"This fundamentally changes how we look at mature cells and their capacity. Previously a skin cell was thought to always remain a skin cell, but we have shown that it can be any cell," said Malin Parmar, the Lund University researcher leading the study, to The Local on Tuesday.
The new technique works by reprogramming connective tissue cells, so-called human fibroblasts, directly into nerve cells, opening up a new field with the potential to "take research around cell transplantation to the next level".
Parmar explained that members of the research team were surprised at how receptive the fibroblasts were for new instructions.
"From the beginning this was mostly an experiment that was fun to try out. But fairly quickly it was shown that the cells were unexpectedly receptive to instructions," she said.
The study appears in the latest edition of the respected journal PNAS (Proceedings of the National Academy of Sciences of the United States of America), published by the United States National Academy of Sciences (NAS).
Parmar told The Local that the team hopes that their work could help to tackle diseases such as Parkinson's and help to avoid the ethical complications of using foetal stem cells.
"It could be used to assist in the treatment of Parkinson's, or any other type of neuro-degenerative disease. It provides an alternative to stems cells," she said.
"Furthermore it allows for the use of a patient's own cells to study the specifics of their condition in a Petri dish - limiting the potential for adverse reactions."
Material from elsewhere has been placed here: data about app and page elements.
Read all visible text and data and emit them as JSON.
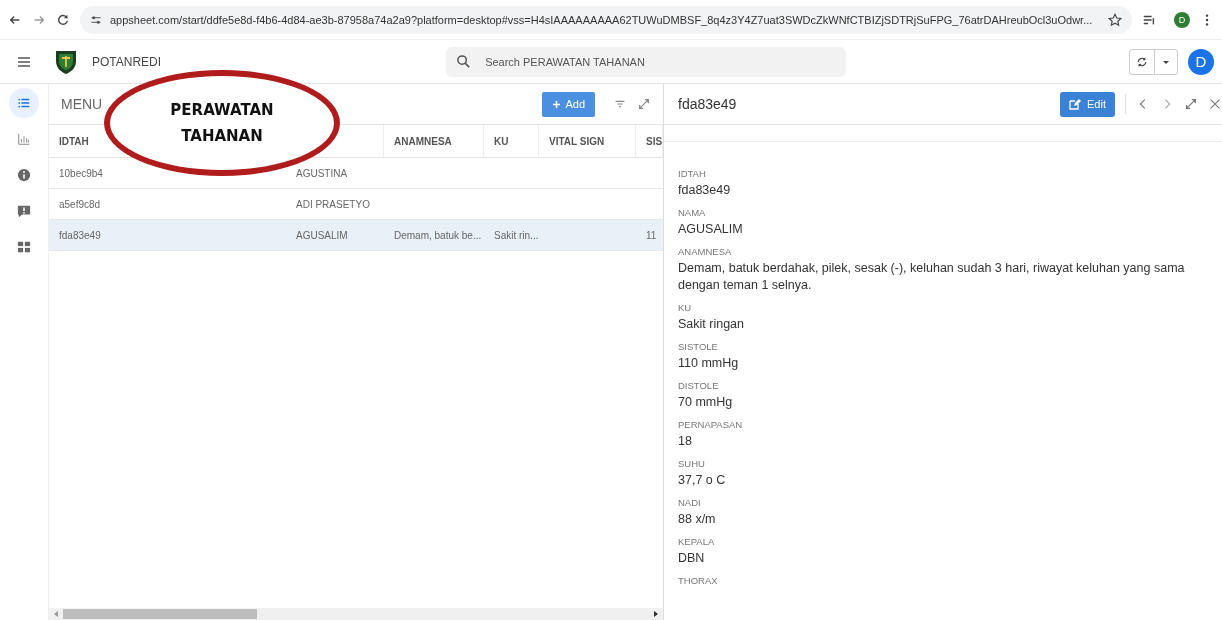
{
  "browser": {
    "url": "appsheet.com/start/ddfe5e8d-f4b6-4d84-ae3b-87958a74a2a9?platform=desktop#vss=H4sIAAAAAAAAA62TUWuDMBSF_8q4z3Y4Z7uat3SWDcZkWNfCTBIZjSDTRjSuFPG_76atrDAHreubOcl3uOdwr...",
    "profile": "D"
  },
  "app": {
    "name": "POTANREDI",
    "search_placeholder": "Search PERAWATAN TAHANAN",
    "avatar": "D"
  },
  "nav": [
    {
      "kind": "list",
      "selected": true
    },
    {
      "kind": "chart",
      "selected": false
    },
    {
      "kind": "info",
      "selected": false
    },
    {
      "kind": "feedback",
      "selected": false
    },
    {
      "kind": "grid",
      "selected": false
    }
  ],
  "list": {
    "title": "MENU",
    "add_label": "Add",
    "columns": [
      "IDTAH",
      "",
      "ANAMNESA",
      "KU",
      "VITAL SIGN",
      "SIS"
    ],
    "rows": [
      {
        "selected": false,
        "cells": [
          "10bec9b4",
          "AGUSTINA",
          "",
          "",
          "",
          ""
        ]
      },
      {
        "selected": false,
        "cells": [
          "a5ef9c8d",
          "ADI PRASETYO",
          "",
          "",
          "",
          ""
        ]
      },
      {
        "selected": true,
        "cells": [
          "fda83e49",
          "AGUSALIM",
          "Demam, batuk be...",
          "Sakit rin...",
          "",
          "11"
        ]
      }
    ]
  },
  "detail": {
    "title": "fda83e49",
    "edit_label": "Edit",
    "fields": [
      {
        "label": "IDTAH",
        "value": "fda83e49"
      },
      {
        "label": "NAMA",
        "value": "AGUSALIM"
      },
      {
        "label": "ANAMNESA",
        "value": "Demam, batuk berdahak, pilek, sesak (-), keluhan sudah 3 hari, riwayat keluhan yang sama dengan teman 1 selnya."
      },
      {
        "label": "KU",
        "value": "Sakit ringan"
      },
      {
        "label": "SISTOLE",
        "value": "110 mmHg"
      },
      {
        "label": "DISTOLE",
        "value": "70 mmHg"
      },
      {
        "label": "PERNAPASAN",
        "value": "18"
      },
      {
        "label": "SUHU",
        "value": "37,7 o C"
      },
      {
        "label": "NADI",
        "value": "88 x/m"
      },
      {
        "label": "KEPALA",
        "value": "DBN"
      },
      {
        "label": "THORAX"
      }
    ]
  },
  "annotation": {
    "text": "PERAWATAN TAHANAN"
  }
}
Before the technique is used in clinics more research is required into how the new nerve cells survive and work in the brain, but the goal in the future is to enable doctors to develop the brain cells a patient needs from a simple skin or hair sample.